### Task goal
Once the images are set aside, return every entry exactly.

[Opening Provided records section]

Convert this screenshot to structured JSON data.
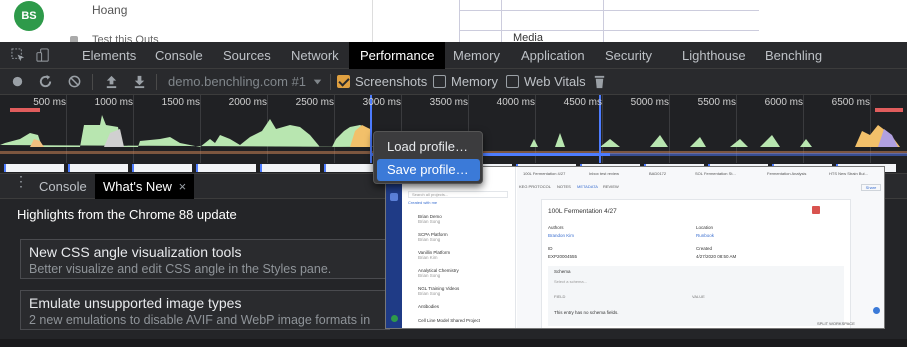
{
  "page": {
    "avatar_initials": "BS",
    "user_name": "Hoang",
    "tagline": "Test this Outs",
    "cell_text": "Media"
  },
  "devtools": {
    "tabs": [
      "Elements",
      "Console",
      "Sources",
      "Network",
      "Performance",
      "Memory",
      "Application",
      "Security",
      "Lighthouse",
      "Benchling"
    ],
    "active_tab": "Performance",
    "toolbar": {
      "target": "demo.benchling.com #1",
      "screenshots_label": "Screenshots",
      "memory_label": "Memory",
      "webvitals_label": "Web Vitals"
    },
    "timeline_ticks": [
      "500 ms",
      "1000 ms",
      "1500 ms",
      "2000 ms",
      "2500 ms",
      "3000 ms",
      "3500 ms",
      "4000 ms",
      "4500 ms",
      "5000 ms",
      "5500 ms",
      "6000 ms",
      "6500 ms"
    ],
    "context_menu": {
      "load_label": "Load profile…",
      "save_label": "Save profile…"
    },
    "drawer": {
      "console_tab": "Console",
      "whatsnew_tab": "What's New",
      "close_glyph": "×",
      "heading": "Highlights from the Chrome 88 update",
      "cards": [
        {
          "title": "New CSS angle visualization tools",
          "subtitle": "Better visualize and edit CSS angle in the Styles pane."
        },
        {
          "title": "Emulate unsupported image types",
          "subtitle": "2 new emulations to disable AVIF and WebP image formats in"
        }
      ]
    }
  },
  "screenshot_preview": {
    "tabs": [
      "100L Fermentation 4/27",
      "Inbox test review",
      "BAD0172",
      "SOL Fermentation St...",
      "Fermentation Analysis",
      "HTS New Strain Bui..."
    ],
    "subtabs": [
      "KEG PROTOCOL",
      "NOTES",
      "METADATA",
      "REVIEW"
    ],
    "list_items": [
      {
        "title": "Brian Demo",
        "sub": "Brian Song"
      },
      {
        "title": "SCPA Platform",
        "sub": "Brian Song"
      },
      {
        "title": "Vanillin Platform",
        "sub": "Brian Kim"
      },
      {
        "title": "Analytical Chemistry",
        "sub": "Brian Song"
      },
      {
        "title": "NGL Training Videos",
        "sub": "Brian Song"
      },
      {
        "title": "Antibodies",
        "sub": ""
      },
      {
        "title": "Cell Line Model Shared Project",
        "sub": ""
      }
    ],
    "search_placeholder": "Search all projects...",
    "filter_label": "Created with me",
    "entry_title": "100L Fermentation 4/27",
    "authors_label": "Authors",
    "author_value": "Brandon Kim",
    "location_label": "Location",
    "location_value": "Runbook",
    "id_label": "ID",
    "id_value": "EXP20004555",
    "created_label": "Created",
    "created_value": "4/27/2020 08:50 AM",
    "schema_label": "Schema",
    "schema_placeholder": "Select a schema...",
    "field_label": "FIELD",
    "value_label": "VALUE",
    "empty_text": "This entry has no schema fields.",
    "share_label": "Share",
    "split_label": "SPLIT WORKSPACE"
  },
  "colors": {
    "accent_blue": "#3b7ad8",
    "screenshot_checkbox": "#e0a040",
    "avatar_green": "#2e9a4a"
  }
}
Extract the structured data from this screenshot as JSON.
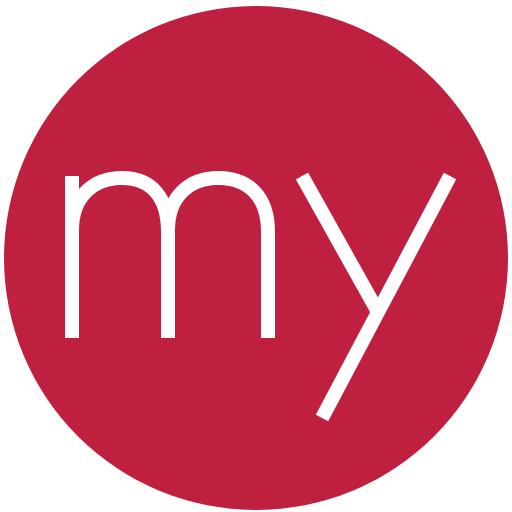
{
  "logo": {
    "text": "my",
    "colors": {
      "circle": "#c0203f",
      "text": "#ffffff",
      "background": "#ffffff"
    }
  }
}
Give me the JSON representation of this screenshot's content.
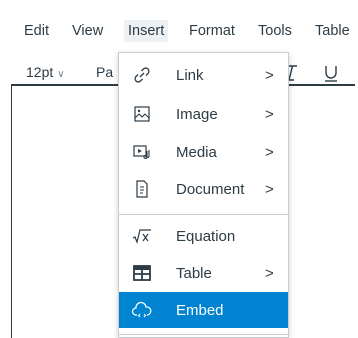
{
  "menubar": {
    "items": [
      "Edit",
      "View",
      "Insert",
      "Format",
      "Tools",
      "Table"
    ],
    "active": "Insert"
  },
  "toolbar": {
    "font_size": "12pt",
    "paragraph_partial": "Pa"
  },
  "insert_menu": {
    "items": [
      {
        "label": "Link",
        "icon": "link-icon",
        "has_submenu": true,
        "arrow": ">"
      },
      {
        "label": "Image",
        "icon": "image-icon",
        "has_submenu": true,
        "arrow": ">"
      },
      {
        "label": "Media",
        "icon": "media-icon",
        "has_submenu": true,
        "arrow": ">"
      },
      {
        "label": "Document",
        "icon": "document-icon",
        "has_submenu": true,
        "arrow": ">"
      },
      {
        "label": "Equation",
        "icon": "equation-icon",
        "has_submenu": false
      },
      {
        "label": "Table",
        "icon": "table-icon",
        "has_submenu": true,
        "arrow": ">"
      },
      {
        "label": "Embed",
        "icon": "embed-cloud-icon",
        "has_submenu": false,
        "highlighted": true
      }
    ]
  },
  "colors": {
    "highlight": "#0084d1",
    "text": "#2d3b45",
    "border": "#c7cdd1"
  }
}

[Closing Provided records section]

### Exercise answer
Convert this screenshot to structured JSON data.
{
  "page": {
    "avatar_initials": "BS",
    "user_name": "Hoang",
    "tagline": "Test this Outs",
    "cell_text": "Media"
  },
  "devtools": {
    "tabs": [
      "Elements",
      "Console",
      "Sources",
      "Network",
      "Performance",
      "Memory",
      "Application",
      "Security",
      "Lighthouse",
      "Benchling"
    ],
    "active_tab": "Performance",
    "toolbar": {
      "target": "demo.benchling.com #1",
      "screenshots_label": "Screenshots",
      "memory_label": "Memory",
      "webvitals_label": "Web Vitals"
    },
    "timeline_ticks": [
      "500 ms",
      "1000 ms",
      "1500 ms",
      "2000 ms",
      "2500 ms",
      "3000 ms",
      "3500 ms",
      "4000 ms",
      "4500 ms",
      "5000 ms",
      "5500 ms",
      "6000 ms",
      "6500 ms"
    ],
    "context_menu": {
      "load_label": "Load profile…",
      "save_label": "Save profile…"
    },
    "drawer": {
      "console_tab": "Console",
      "whatsnew_tab": "What's New",
      "close_glyph": "×",
      "heading": "Highlights from the Chrome 88 update",
      "cards": [
        {
          "title": "New CSS angle visualization tools",
          "subtitle": "Better visualize and edit CSS angle in the Styles pane."
        },
        {
          "title": "Emulate unsupported image types",
          "subtitle": "2 new emulations to disable AVIF and WebP image formats in"
        }
      ]
    }
  },
  "screenshot_preview": {
    "tabs": [
      "100L Fermentation 4/27",
      "Inbox test review",
      "BAD0172",
      "SOL Fermentation St...",
      "Fermentation Analysis",
      "HTS New Strain Bui..."
    ],
    "subtabs": [
      "KEG PROTOCOL",
      "NOTES",
      "METADATA",
      "REVIEW"
    ],
    "list_items": [
      {
        "title": "Brian Demo",
        "sub": "Brian Song"
      },
      {
        "title": "SCPA Platform",
        "sub": "Brian Song"
      },
      {
        "title": "Vanillin Platform",
        "sub": "Brian Kim"
      },
      {
        "title": "Analytical Chemistry",
        "sub": "Brian Song"
      },
      {
        "title": "NGL Training Videos",
        "sub": "Brian Song"
      },
      {
        "title": "Antibodies",
        "sub": ""
      },
      {
        "title": "Cell Line Model Shared Project",
        "sub": ""
      }
    ],
    "search_placeholder": "Search all projects...",
    "filter_label": "Created with me",
    "entry_title": "100L Fermentation 4/27",
    "authors_label": "Authors",
    "author_value": "Brandon Kim",
    "location_label": "Location",
    "location_value": "Runbook",
    "id_label": "ID",
    "id_value": "EXP20004555",
    "created_label": "Created",
    "created_value": "4/27/2020 08:50 AM",
    "schema_label": "Schema",
    "schema_placeholder": "Select a schema...",
    "field_label": "FIELD",
    "value_label": "VALUE",
    "empty_text": "This entry has no schema fields.",
    "share_label": "Share",
    "split_label": "SPLIT WORKSPACE"
  },
  "colors": {
    "accent_blue": "#3b7ad8",
    "screenshot_checkbox": "#e0a040",
    "avatar_green": "#2e9a4a"
  }
}
Extract the structured data from this screenshot as JSON.
{
  "logo": {
    "text": "my",
    "colors": {
      "circle": "#c0203f",
      "text": "#ffffff",
      "background": "#ffffff"
    }
  }
}
Give me the JSON representation of this screenshot's content.
{
  "menubar": {
    "items": [
      "Edit",
      "View",
      "Insert",
      "Format",
      "Tools",
      "Table"
    ],
    "active": "Insert"
  },
  "toolbar": {
    "font_size": "12pt",
    "paragraph_partial": "Pa"
  },
  "insert_menu": {
    "items": [
      {
        "label": "Link",
        "icon": "link-icon",
        "has_submenu": true,
        "arrow": ">"
      },
      {
        "label": "Image",
        "icon": "image-icon",
        "has_submenu": true,
        "arrow": ">"
      },
      {
        "label": "Media",
        "icon": "media-icon",
        "has_submenu": true,
        "arrow": ">"
      },
      {
        "label": "Document",
        "icon": "document-icon",
        "has_submenu": true,
        "arrow": ">"
      },
      {
        "label": "Equation",
        "icon": "equation-icon",
        "has_submenu": false
      },
      {
        "label": "Table",
        "icon": "table-icon",
        "has_submenu": true,
        "arrow": ">"
      },
      {
        "label": "Embed",
        "icon": "embed-cloud-icon",
        "has_submenu": false,
        "highlighted": true
      }
    ]
  },
  "colors": {
    "highlight": "#0084d1",
    "text": "#2d3b45",
    "border": "#c7cdd1"
  }
}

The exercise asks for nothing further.